ASSIGNED TASK: Below is a block of records. Copy every line in it that contains the word "exit".

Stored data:
____________________

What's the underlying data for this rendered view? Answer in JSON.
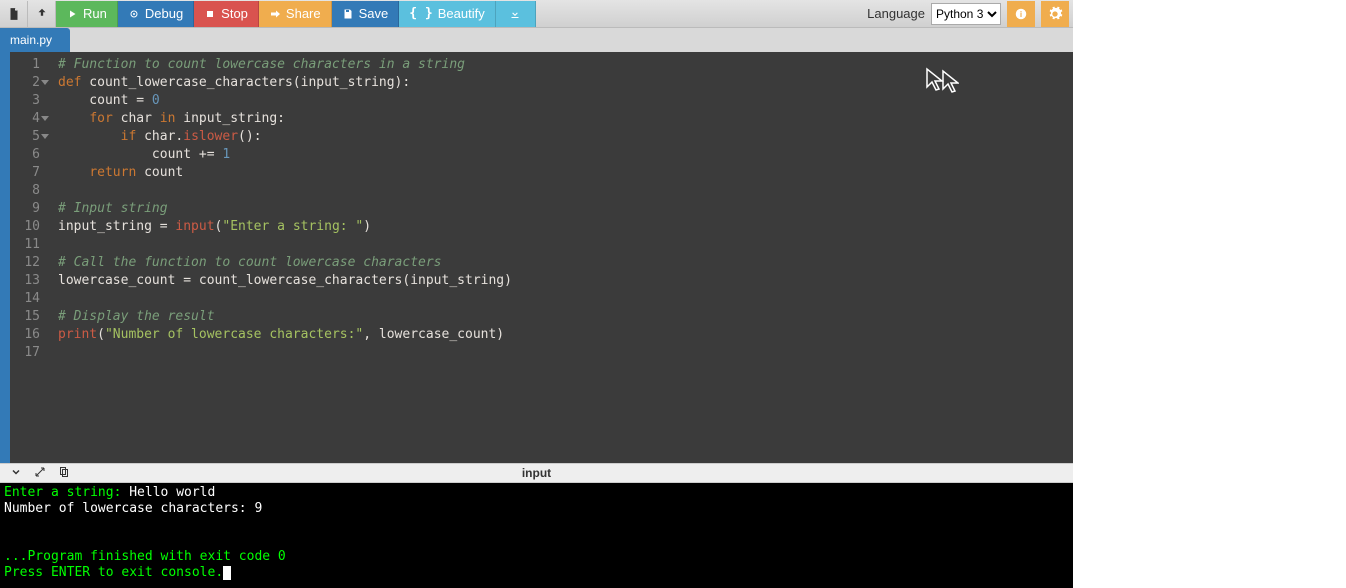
{
  "toolbar": {
    "run": "Run",
    "debug": "Debug",
    "stop": "Stop",
    "share": "Share",
    "save": "Save",
    "beautify": "Beautify",
    "language_label": "Language",
    "language_value": "Python 3"
  },
  "tabs": {
    "active": "main.py"
  },
  "editor": {
    "lines": [
      "# Function to count lowercase characters in a string",
      "def count_lowercase_characters(input_string):",
      "    count = 0",
      "    for char in input_string:",
      "        if char.islower():",
      "            count += 1",
      "    return count",
      "",
      "# Input string",
      "input_string = input(\"Enter a string: \")",
      "",
      "# Call the function to count lowercase characters",
      "lowercase_count = count_lowercase_characters(input_string)",
      "",
      "# Display the result",
      "print(\"Number of lowercase characters:\", lowercase_count)",
      ""
    ],
    "line_numbers": [
      "1",
      "2",
      "3",
      "4",
      "5",
      "6",
      "7",
      "8",
      "9",
      "10",
      "11",
      "12",
      "13",
      "14",
      "15",
      "16",
      "17"
    ],
    "fold_lines": [
      2,
      4,
      5
    ]
  },
  "console_bar": {
    "title": "input"
  },
  "console": {
    "l1a": "Enter a string: ",
    "l1b": "Hello world",
    "l2": "Number of lowercase characters: 9",
    "l3": "",
    "l4": "",
    "l5": "...Program finished with exit code 0",
    "l6": "Press ENTER to exit console."
  }
}
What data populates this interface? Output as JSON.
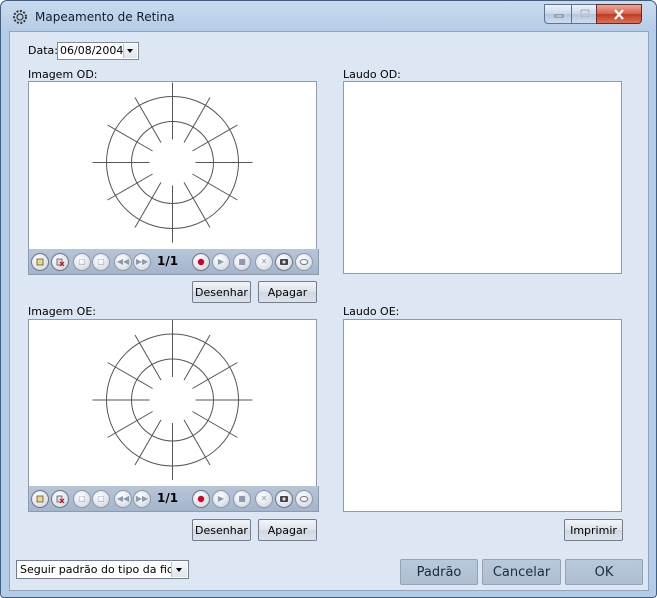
{
  "window": {
    "title": "Mapeamento de Retina",
    "icon": "gear-app-icon"
  },
  "date": {
    "label": "Data:",
    "value": "06/08/2004"
  },
  "od": {
    "image_label": "Imagem OD:",
    "report_label": "Laudo OD:",
    "report_text": "",
    "counter": "1/1",
    "draw_button": "Desenhar",
    "erase_button": "Apagar"
  },
  "oe": {
    "image_label": "Imagem OE:",
    "report_label": "Laudo OE:",
    "report_text": "",
    "counter": "1/1",
    "draw_button": "Desenhar",
    "erase_button": "Apagar"
  },
  "print_button": "Imprimir",
  "template_select": {
    "value": "Seguir padrão do tipo da ficha"
  },
  "footer": {
    "default_button": "Padrão",
    "cancel_button": "Cancelar",
    "ok_button": "OK"
  },
  "colors": {
    "title_bg": "#b5cce6",
    "client_bg": "#dde7f3",
    "record_red": "#d8001c",
    "diagram_stroke": "#555555"
  }
}
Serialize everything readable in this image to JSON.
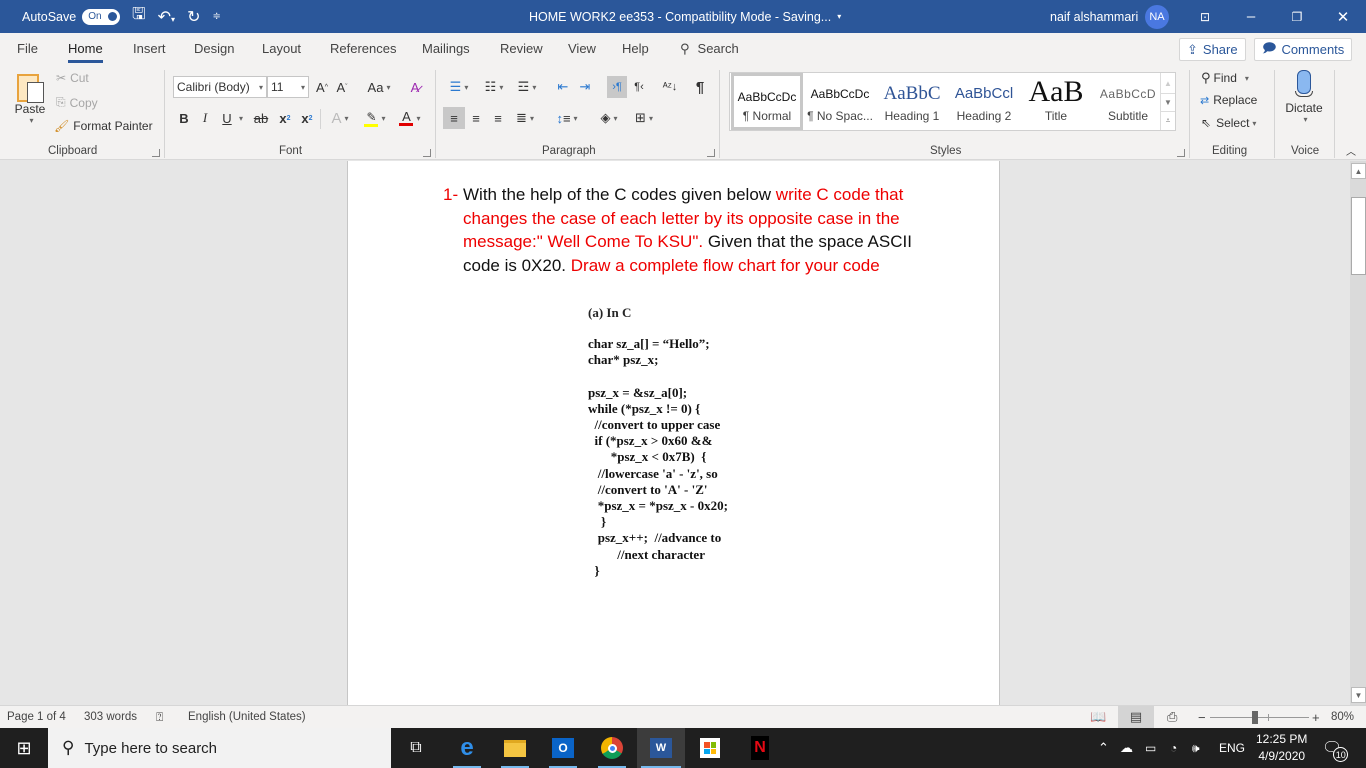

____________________

RESPONSE TO THIS TASK:
    "l5": "...Program finished with exit code 0",
    "l6": "Press ENTER to exit console."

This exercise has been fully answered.